==== DATA RECORDS
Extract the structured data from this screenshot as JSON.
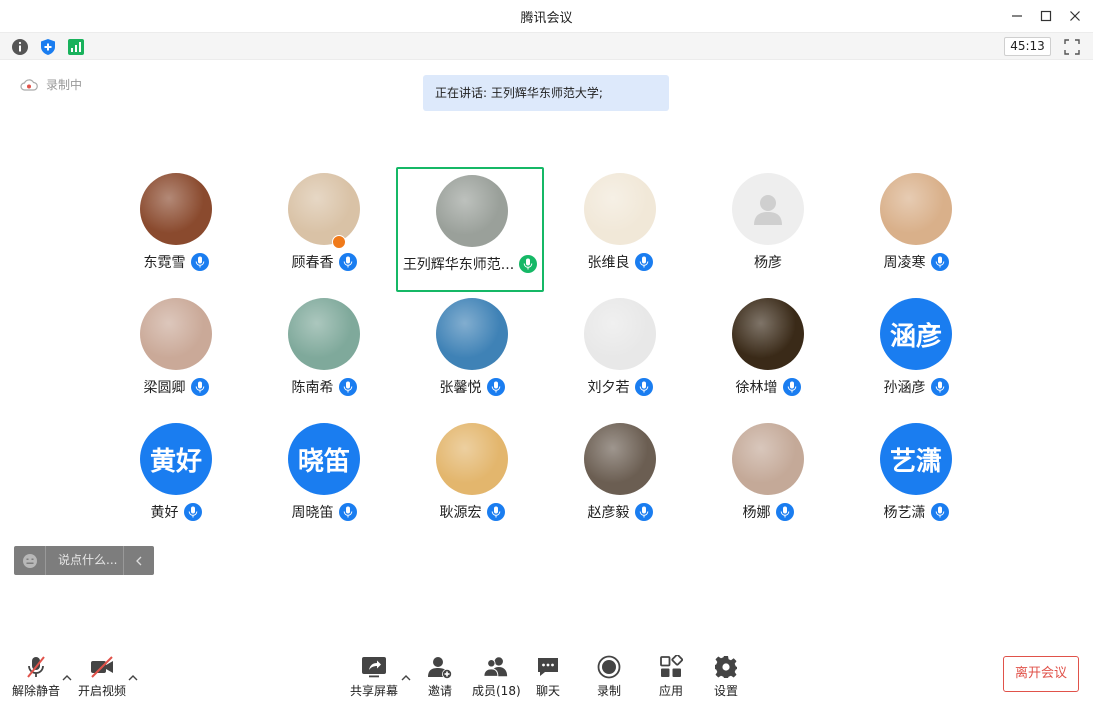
{
  "window": {
    "title": "腾讯会议"
  },
  "status": {
    "timer": "45:13"
  },
  "recording": {
    "label": "录制中"
  },
  "speaking": {
    "text": "正在讲话: 王列辉华东师范大学;"
  },
  "participants": [
    {
      "name": "东霓雪",
      "avatar": "photo",
      "color": "#8a4a2e"
    },
    {
      "name": "顾春香",
      "avatar": "photo",
      "color": "#d9c2a6",
      "host": true
    },
    {
      "name": "王列辉华东师范...",
      "avatar": "photo",
      "color": "#9aa09a",
      "active": true
    },
    {
      "name": "张维良",
      "avatar": "photo",
      "color": "#f1e8d8"
    },
    {
      "name": "杨彦",
      "avatar": "default",
      "color": "#eeeeee",
      "muted_hidden": true
    },
    {
      "name": "周凌寒",
      "avatar": "photo",
      "color": "#d9b08a"
    },
    {
      "name": "梁圆卿",
      "avatar": "photo",
      "color": "#caa998"
    },
    {
      "name": "陈南希",
      "avatar": "photo",
      "color": "#7fa99b"
    },
    {
      "name": "张馨悦",
      "avatar": "photo",
      "color": "#3f82b6"
    },
    {
      "name": "刘夕若",
      "avatar": "photo",
      "color": "#e8e8e8"
    },
    {
      "name": "徐林增",
      "avatar": "photo",
      "color": "#3a2a18"
    },
    {
      "name": "孙涵彦",
      "avatar": "text",
      "initials": "涵彦"
    },
    {
      "name": "黄好",
      "avatar": "text",
      "initials": "黄好"
    },
    {
      "name": "周晓笛",
      "avatar": "text",
      "initials": "晓笛"
    },
    {
      "name": "耿源宏",
      "avatar": "photo",
      "color": "#e3b66d"
    },
    {
      "name": "赵彦毅",
      "avatar": "photo",
      "color": "#6b5e52"
    },
    {
      "name": "杨娜",
      "avatar": "photo",
      "color": "#c4a998"
    },
    {
      "name": "杨艺潇",
      "avatar": "text",
      "initials": "艺潇"
    }
  ],
  "chat": {
    "placeholder": "说点什么..."
  },
  "toolbar": {
    "unmute": "解除静音",
    "video": "开启视频",
    "share": "共享屏幕",
    "invite": "邀请",
    "members": "成员(18)",
    "chat": "聊天",
    "record": "录制",
    "apps": "应用",
    "settings": "设置",
    "leave": "离开会议"
  },
  "colors": {
    "accent": "#1a7df0",
    "active_border": "#15b866",
    "leave": "#e0524a"
  }
}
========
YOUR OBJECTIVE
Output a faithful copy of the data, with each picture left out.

SOLVED EXERCISE
Extract the structured data from this screenshot as JSON.
{
  "window": {
    "title": "腾讯会议"
  },
  "status": {
    "timer": "45:13"
  },
  "recording": {
    "label": "录制中"
  },
  "speaking": {
    "text": "正在讲话: 王列辉华东师范大学;"
  },
  "participants": [
    {
      "name": "东霓雪",
      "avatar": "photo",
      "color": "#8a4a2e"
    },
    {
      "name": "顾春香",
      "avatar": "photo",
      "color": "#d9c2a6",
      "host": true
    },
    {
      "name": "王列辉华东师范...",
      "avatar": "photo",
      "color": "#9aa09a",
      "active": true
    },
    {
      "name": "张维良",
      "avatar": "photo",
      "color": "#f1e8d8"
    },
    {
      "name": "杨彦",
      "avatar": "default",
      "color": "#eeeeee",
      "muted_hidden": true
    },
    {
      "name": "周凌寒",
      "avatar": "photo",
      "color": "#d9b08a"
    },
    {
      "name": "梁圆卿",
      "avatar": "photo",
      "color": "#caa998"
    },
    {
      "name": "陈南希",
      "avatar": "photo",
      "color": "#7fa99b"
    },
    {
      "name": "张馨悦",
      "avatar": "photo",
      "color": "#3f82b6"
    },
    {
      "name": "刘夕若",
      "avatar": "photo",
      "color": "#e8e8e8"
    },
    {
      "name": "徐林增",
      "avatar": "photo",
      "color": "#3a2a18"
    },
    {
      "name": "孙涵彦",
      "avatar": "text",
      "initials": "涵彦"
    },
    {
      "name": "黄好",
      "avatar": "text",
      "initials": "黄好"
    },
    {
      "name": "周晓笛",
      "avatar": "text",
      "initials": "晓笛"
    },
    {
      "name": "耿源宏",
      "avatar": "photo",
      "color": "#e3b66d"
    },
    {
      "name": "赵彦毅",
      "avatar": "photo",
      "color": "#6b5e52"
    },
    {
      "name": "杨娜",
      "avatar": "photo",
      "color": "#c4a998"
    },
    {
      "name": "杨艺潇",
      "avatar": "text",
      "initials": "艺潇"
    }
  ],
  "chat": {
    "placeholder": "说点什么..."
  },
  "toolbar": {
    "unmute": "解除静音",
    "video": "开启视频",
    "share": "共享屏幕",
    "invite": "邀请",
    "members": "成员(18)",
    "chat": "聊天",
    "record": "录制",
    "apps": "应用",
    "settings": "设置",
    "leave": "离开会议"
  },
  "colors": {
    "accent": "#1a7df0",
    "active_border": "#15b866",
    "leave": "#e0524a"
  }
}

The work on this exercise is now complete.